Limit Your Liability
- Choose an investigator who is licensed. A licensed investigator has been shown to be qualified, vetted, and demonstrated a minimum amount of experience to the state in which he/she is licensed. A licensed investigator eases the burden of due diligence on the client. Clients can be assured that a licensed investigator’s testimony at a hearing will not be disqualified due to felonies or other questionable histories in their background.
- Choose an investigator who is insured. An investigator with sufficient commercial automobile, professional liability, and errors and omissions insurance coverage will prevent liability from falling back to the client if an investigation goes wrong.
- Ask the investigators you use whether the information/documentation they provide will be able to withstand the scrutiny of opposing counsel. Is the documentation accurate, factual, and unbiased? Was the information/documentation obtained in a legal manner? Information is of no benefit in a legal setting if it cannot withstand scrutiny and cannot be entered into evidence for a case.
- Do your investigators adhere to applicable laws during the process of the investigation? Do they adhere to ethical standards set forth by state and national investigative associations? Does the investigator use ‘baiting’ methods by contacting represented claimants, and are they aware of the difference between surveillance and harassment/stalking? Investigators who do not take into consideration trespassing, expectation of privacy, FCRA compliance, etc. will surely increase the liability to their clients. For insurers, an improper investigation can even increase the risk for bad faith claims against those insurers.
- Ask your investigator if the equipment he/she uses can withstand legal scrutiny. Was a GPS tracking device improperly/illegally used on your case? Will the video/photo equipment be able to display date and time stamped footage? Will the video/photo equipment be able to document footage which cannot be easily modified, edited, or otherwise altered? Improperly used equipment can result in increased liability.
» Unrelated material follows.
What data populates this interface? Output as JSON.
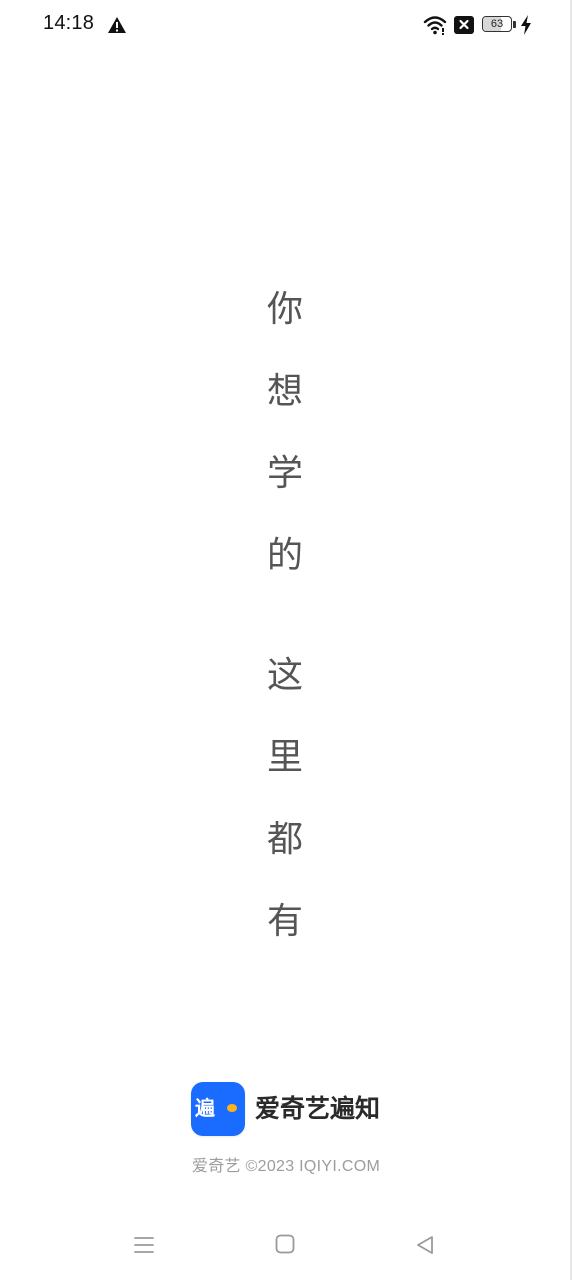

- Make sure your investigator is aware that he/she is a representative of you, the client. Know your investigator and do not tolerate investigator misconduct with your cases. Your investigators should conduct themselves in a professional manner from beginning of the case to the end. Does the investigator reflect well on you in a legal setting? Believability and credibility in the eyes of a judge/jury are dramatically affected by an investigator who is professionally dressed and conducts him or herself in a professional manner.
Call us today 720-933-9301
3800 Buchtel Blvd., #100383, Denver, CO 80210